(Dataset rows describing interfaces)
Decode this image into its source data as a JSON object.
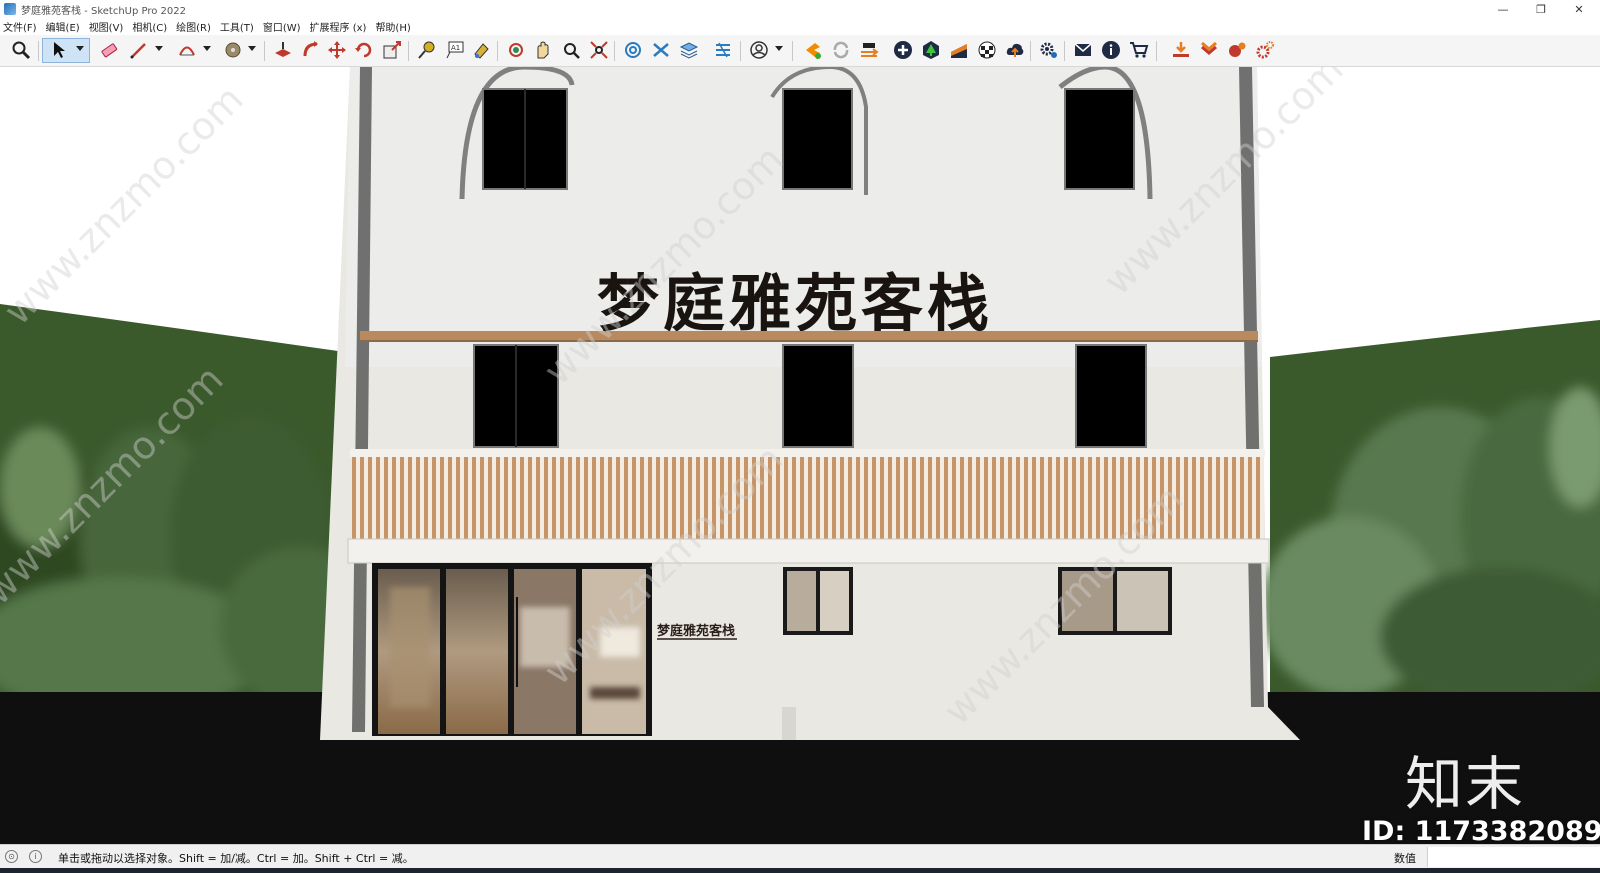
{
  "window": {
    "title": "梦庭雅苑客栈 - SketchUp Pro 2022",
    "minimize": "—",
    "restore": "❐",
    "close": "✕"
  },
  "menu": [
    "文件(F)",
    "编辑(E)",
    "视图(V)",
    "相机(C)",
    "绘图(R)",
    "工具(T)",
    "窗口(W)",
    "扩展程序 (x)",
    "帮助(H)"
  ],
  "toolbar_icons": [
    "zoom-icon",
    "select-arrow-icon",
    "eraser-icon",
    "pencil-line-icon",
    "arc-icon",
    "paint-bucket-icon",
    "push-pull-icon",
    "follow-me-icon",
    "move-icon",
    "rotate-icon",
    "scale-icon",
    "tape-measure-icon",
    "text-icon",
    "paint-icon",
    "orbit-icon",
    "pan-icon",
    "zoom-window-icon",
    "zoom-extents-icon",
    "warehouse-icon",
    "extension-icon",
    "layers-icon",
    "sandbox-icon",
    "user-account-icon",
    "plugin-orange-icon",
    "refresh-icon",
    "swap-icon",
    "add-circle-icon",
    "tree-icon",
    "stripes-icon",
    "checker-icon",
    "cloud-upload-icon",
    "gear-icon",
    "mail-icon",
    "info-icon",
    "cart-icon",
    "download-icon",
    "chevron-red-icon",
    "tools-red-icon",
    "gears-red-icon"
  ],
  "scene": {
    "sign_main": "梦庭雅苑客栈",
    "sign_small": "梦庭雅苑客栈",
    "watermark_text": "www.znzmo.com",
    "colors": {
      "facade": "#ededea",
      "wood": "#c89a6c",
      "hill": "#3a5a2c",
      "ground": "#0f0f0f",
      "window": "#000000"
    }
  },
  "status": {
    "hint": "单击或拖动以选择对象。Shift = 加/减。Ctrl = 加。Shift + Ctrl = 减。",
    "measurements_label": "数值"
  },
  "watermark": {
    "logo": "知末",
    "id": "ID: 1173382089"
  }
}
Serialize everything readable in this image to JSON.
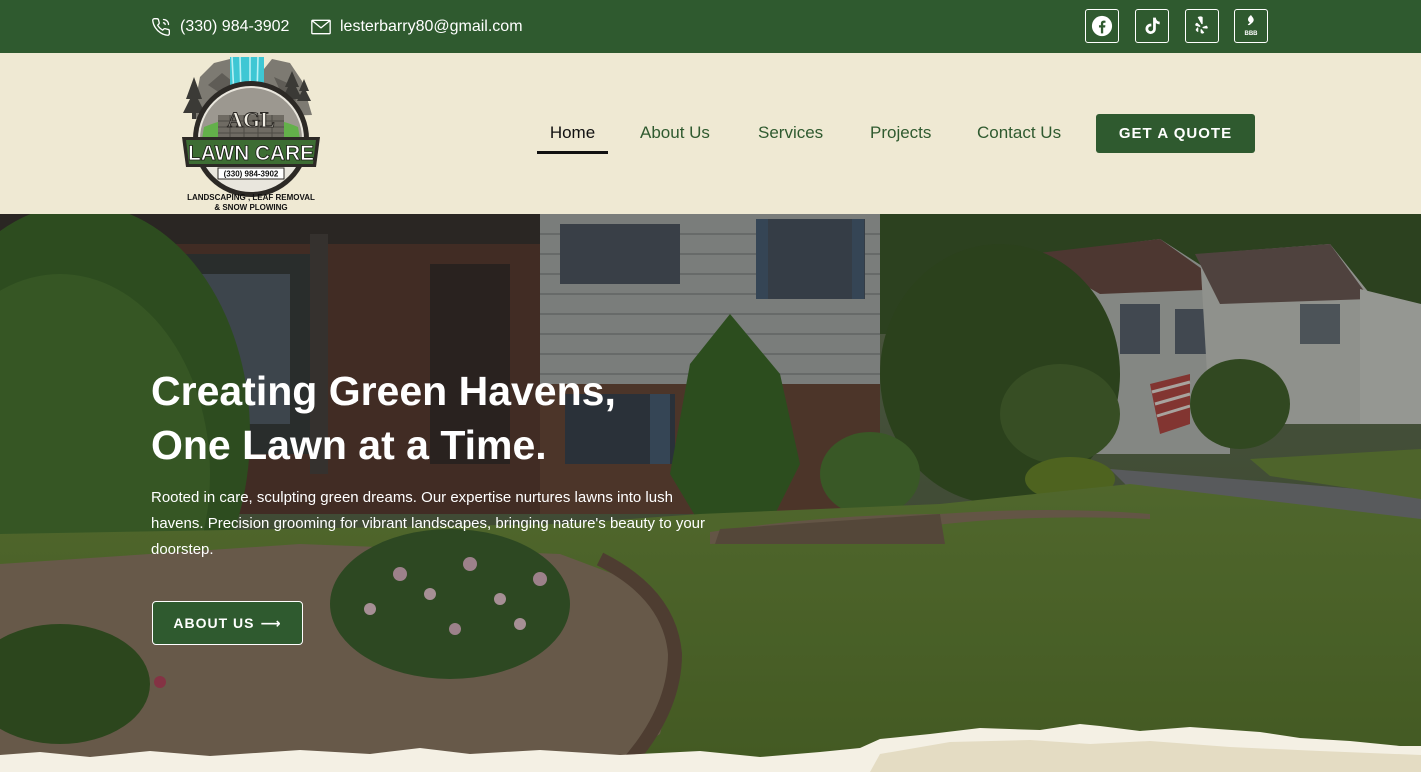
{
  "topbar": {
    "phone": "(330) 984-3902",
    "email": "lesterbarry80@gmail.com",
    "phone_icon": "phone-icon",
    "email_icon": "envelope-icon",
    "social": [
      {
        "name": "facebook-icon"
      },
      {
        "name": "tiktok-icon"
      },
      {
        "name": "yelp-icon"
      },
      {
        "name": "bbb-icon",
        "text": "BBB"
      }
    ]
  },
  "logo": {
    "top_text": "AGL",
    "main_text": "LAWN CARE",
    "phone": "(330) 984-3902",
    "tagline_1": "LANDSCAPING , LEAF REMOVAL",
    "tagline_2": "& SNOW PLOWING"
  },
  "nav": {
    "items": [
      {
        "label": "Home",
        "active": true
      },
      {
        "label": "About Us"
      },
      {
        "label": "Services"
      },
      {
        "label": "Projects"
      },
      {
        "label": "Contact Us"
      }
    ],
    "cta": "GET A QUOTE"
  },
  "hero": {
    "title_1": "Creating Green Havens,",
    "title_2": "One Lawn at a Time.",
    "text": "Rooted in care, sculpting green dreams. Our expertise nurtures lawns into lush havens. Precision grooming for vibrant landscapes, bringing nature's beauty to your doorstep.",
    "button": "ABOUT US",
    "button_arrow": "⟶"
  },
  "colors": {
    "brand_green": "#2f5a2f",
    "cream": "#efe9d3",
    "white": "#ffffff"
  }
}
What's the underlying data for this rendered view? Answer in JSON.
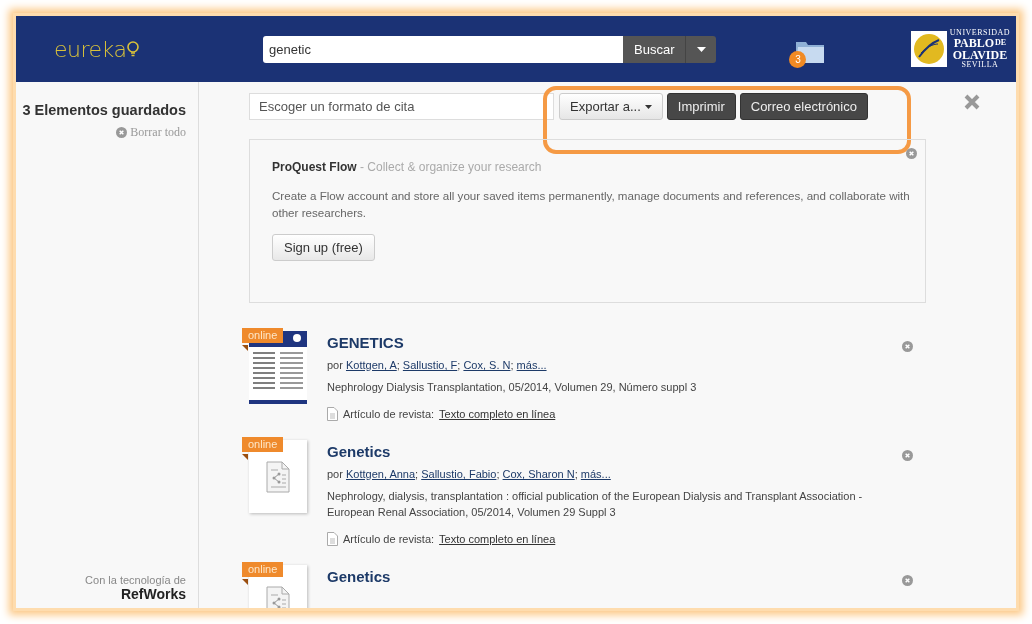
{
  "header": {
    "logo": "eureka",
    "search": {
      "value": "genetic"
    },
    "search_button": "Buscar",
    "saved_count": "3",
    "university_logo": {
      "top": "UNIVERSIDAD",
      "name_1": "PABLO",
      "joiner": "DE",
      "name_2": "OLAVIDE",
      "city": "SEVILLA"
    }
  },
  "sidebar": {
    "title": "3 Elementos guardados",
    "clear_all": "Borrar todo",
    "powered_by": "Con la tecnología de",
    "brand": "RefWorks"
  },
  "toolbar": {
    "citation_placeholder": "Escoger un formato de cita",
    "export": "Exportar a...",
    "print": "Imprimir",
    "email": "Correo electrónico"
  },
  "flow_panel": {
    "title": "ProQuest Flow",
    "tagline": "- Collect & organize your research",
    "text": "Create a Flow account and store all your saved items permanently, manage documents and references, and collaborate with other researchers.",
    "button": "Sign up (free)"
  },
  "items": [
    {
      "kind": "cover",
      "badge": "online",
      "title": "GENETICS",
      "by": "por",
      "authors": [
        {
          "name": "Kottgen, A",
          "sep": ";"
        },
        {
          "name": "Sallustio, F",
          "sep": ";"
        },
        {
          "name": "Cox, S. N",
          "sep": ";"
        },
        {
          "name": "más..."
        }
      ],
      "source": "Nephrology Dialysis Transplantation, 05/2014, Volumen 29, Número suppl 3",
      "type": "Artículo de revista:",
      "link": "Texto completo en línea"
    },
    {
      "kind": "document",
      "badge": "online",
      "title": "Genetics",
      "by": "por",
      "authors": [
        {
          "name": "Kottgen, Anna",
          "sep": ";"
        },
        {
          "name": "Sallustio, Fabio",
          "sep": ";"
        },
        {
          "name": "Cox, Sharon N",
          "sep": ";"
        },
        {
          "name": "más..."
        }
      ],
      "source": "Nephrology, dialysis, transplantation : official publication of the European Dialysis and Transplant Association - European Renal Association, 05/2014, Volumen 29 Suppl 3",
      "type": "Artículo de revista:",
      "link": "Texto completo en línea"
    },
    {
      "kind": "document",
      "badge": "online",
      "title": "Genetics"
    }
  ]
}
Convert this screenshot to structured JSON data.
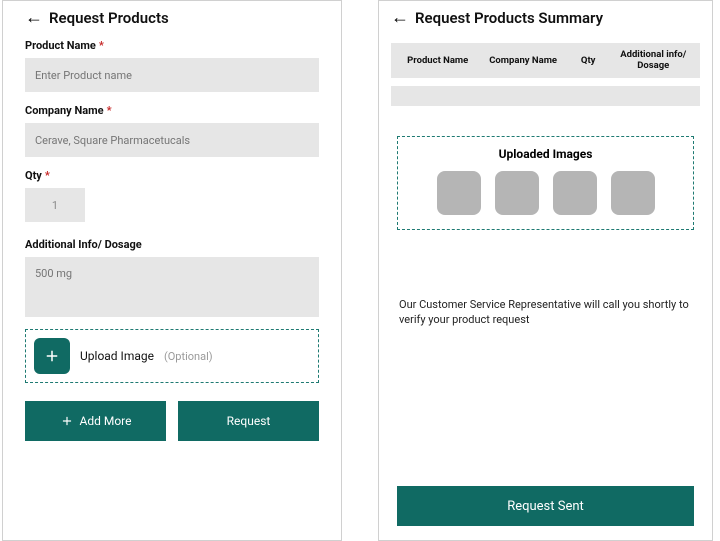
{
  "left": {
    "title": "Request Products",
    "product_name_label": "Product Name",
    "product_name_placeholder": "Enter Product name",
    "company_label": "Company Name",
    "company_placeholder": "Cerave, Square Pharmacetucals",
    "qty_label": "Qty",
    "qty_value": "1",
    "additional_label": "Additional Info/ Dosage",
    "additional_placeholder": "500 mg",
    "upload_label": "Upload Image",
    "upload_optional": "(Optional)",
    "add_more": "Add More",
    "request": "Request"
  },
  "right": {
    "title": "Request Products Summary",
    "table": {
      "h1": "Product  Name",
      "h2": "Company Name",
      "h3": "Qty",
      "h4": "Additional info/ Dosage"
    },
    "uploaded_title": "Uploaded Images",
    "notice": "Our Customer Service Representative will call you shortly to verify your product request",
    "sent": "Request Sent"
  }
}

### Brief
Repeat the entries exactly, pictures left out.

### Solution for this task
Decode this image into its source data as a JSON object.
{
  "window": {
    "title": "梦庭雅苑客栈 - SketchUp Pro 2022",
    "minimize": "—",
    "restore": "❐",
    "close": "✕"
  },
  "menu": [
    "文件(F)",
    "编辑(E)",
    "视图(V)",
    "相机(C)",
    "绘图(R)",
    "工具(T)",
    "窗口(W)",
    "扩展程序 (x)",
    "帮助(H)"
  ],
  "toolbar_icons": [
    "zoom-icon",
    "select-arrow-icon",
    "eraser-icon",
    "pencil-line-icon",
    "arc-icon",
    "paint-bucket-icon",
    "push-pull-icon",
    "follow-me-icon",
    "move-icon",
    "rotate-icon",
    "scale-icon",
    "tape-measure-icon",
    "text-icon",
    "paint-icon",
    "orbit-icon",
    "pan-icon",
    "zoom-window-icon",
    "zoom-extents-icon",
    "warehouse-icon",
    "extension-icon",
    "layers-icon",
    "sandbox-icon",
    "user-account-icon",
    "plugin-orange-icon",
    "refresh-icon",
    "swap-icon",
    "add-circle-icon",
    "tree-icon",
    "stripes-icon",
    "checker-icon",
    "cloud-upload-icon",
    "gear-icon",
    "mail-icon",
    "info-icon",
    "cart-icon",
    "download-icon",
    "chevron-red-icon",
    "tools-red-icon",
    "gears-red-icon"
  ],
  "scene": {
    "sign_main": "梦庭雅苑客栈",
    "sign_small": "梦庭雅苑客栈",
    "watermark_text": "www.znzmo.com",
    "colors": {
      "facade": "#ededea",
      "wood": "#c89a6c",
      "hill": "#3a5a2c",
      "ground": "#0f0f0f",
      "window": "#000000"
    }
  },
  "status": {
    "hint": "单击或拖动以选择对象。Shift = 加/减。Ctrl = 加。Shift + Ctrl = 减。",
    "measurements_label": "数值"
  },
  "watermark": {
    "logo": "知末",
    "id": "ID: 1173382089"
  }
}
Serialize everything readable in this image to JSON.
{
  "topbar": {
    "phone": "(330) 984-3902",
    "email": "lesterbarry80@gmail.com",
    "phone_icon": "phone-icon",
    "email_icon": "envelope-icon",
    "social": [
      {
        "name": "facebook-icon"
      },
      {
        "name": "tiktok-icon"
      },
      {
        "name": "yelp-icon"
      },
      {
        "name": "bbb-icon",
        "text": "BBB"
      }
    ]
  },
  "logo": {
    "top_text": "AGL",
    "main_text": "LAWN CARE",
    "phone": "(330) 984-3902",
    "tagline_1": "LANDSCAPING , LEAF REMOVAL",
    "tagline_2": "& SNOW PLOWING"
  },
  "nav": {
    "items": [
      {
        "label": "Home",
        "active": true
      },
      {
        "label": "About Us"
      },
      {
        "label": "Services"
      },
      {
        "label": "Projects"
      },
      {
        "label": "Contact Us"
      }
    ],
    "cta": "GET A QUOTE"
  },
  "hero": {
    "title_1": "Creating Green Havens,",
    "title_2": "One Lawn at a Time.",
    "text": "Rooted in care, sculpting green dreams. Our expertise nurtures lawns into lush havens. Precision grooming for vibrant landscapes, bringing nature's beauty to your doorstep.",
    "button": "ABOUT US",
    "button_arrow": "⟶"
  },
  "colors": {
    "brand_green": "#2f5a2f",
    "cream": "#efe9d3",
    "white": "#ffffff"
  }
}
What's the underlying data for this rendered view? Answer in JSON.
{
  "header": {
    "logo": "eureka",
    "search": {
      "value": "genetic"
    },
    "search_button": "Buscar",
    "saved_count": "3",
    "university_logo": {
      "top": "UNIVERSIDAD",
      "name_1": "PABLO",
      "joiner": "DE",
      "name_2": "OLAVIDE",
      "city": "SEVILLA"
    }
  },
  "sidebar": {
    "title": "3 Elementos guardados",
    "clear_all": "Borrar todo",
    "powered_by": "Con la tecnología de",
    "brand": "RefWorks"
  },
  "toolbar": {
    "citation_placeholder": "Escoger un formato de cita",
    "export": "Exportar a...",
    "print": "Imprimir",
    "email": "Correo electrónico"
  },
  "flow_panel": {
    "title": "ProQuest Flow",
    "tagline": "- Collect & organize your research",
    "text": "Create a Flow account and store all your saved items permanently, manage documents and references, and collaborate with other researchers.",
    "button": "Sign up (free)"
  },
  "items": [
    {
      "kind": "cover",
      "badge": "online",
      "title": "GENETICS",
      "by": "por",
      "authors": [
        {
          "name": "Kottgen, A",
          "sep": ";"
        },
        {
          "name": "Sallustio, F",
          "sep": ";"
        },
        {
          "name": "Cox, S. N",
          "sep": ";"
        },
        {
          "name": "más..."
        }
      ],
      "source": "Nephrology Dialysis Transplantation, 05/2014, Volumen 29, Número suppl 3",
      "type": "Artículo de revista:",
      "link": "Texto completo en línea"
    },
    {
      "kind": "document",
      "badge": "online",
      "title": "Genetics",
      "by": "por",
      "authors": [
        {
          "name": "Kottgen, Anna",
          "sep": ";"
        },
        {
          "name": "Sallustio, Fabio",
          "sep": ";"
        },
        {
          "name": "Cox, Sharon N",
          "sep": ";"
        },
        {
          "name": "más..."
        }
      ],
      "source": "Nephrology, dialysis, transplantation : official publication of the European Dialysis and Transplant Association - European Renal Association, 05/2014, Volumen 29 Suppl 3",
      "type": "Artículo de revista:",
      "link": "Texto completo en línea"
    },
    {
      "kind": "document",
      "badge": "online",
      "title": "Genetics"
    }
  ]
}
Convert this screenshot to structured JSON data.
{
  "left": {
    "title": "Request Products",
    "product_name_label": "Product Name",
    "product_name_placeholder": "Enter Product name",
    "company_label": "Company Name",
    "company_placeholder": "Cerave, Square Pharmacetucals",
    "qty_label": "Qty",
    "qty_value": "1",
    "additional_label": "Additional Info/ Dosage",
    "additional_placeholder": "500 mg",
    "upload_label": "Upload Image",
    "upload_optional": "(Optional)",
    "add_more": "Add More",
    "request": "Request"
  },
  "right": {
    "title": "Request Products Summary",
    "table": {
      "h1": "Product  Name",
      "h2": "Company Name",
      "h3": "Qty",
      "h4": "Additional info/ Dosage"
    },
    "uploaded_title": "Uploaded Images",
    "notice": "Our Customer Service Representative will call you shortly to verify your product request",
    "sent": "Request Sent"
  }
}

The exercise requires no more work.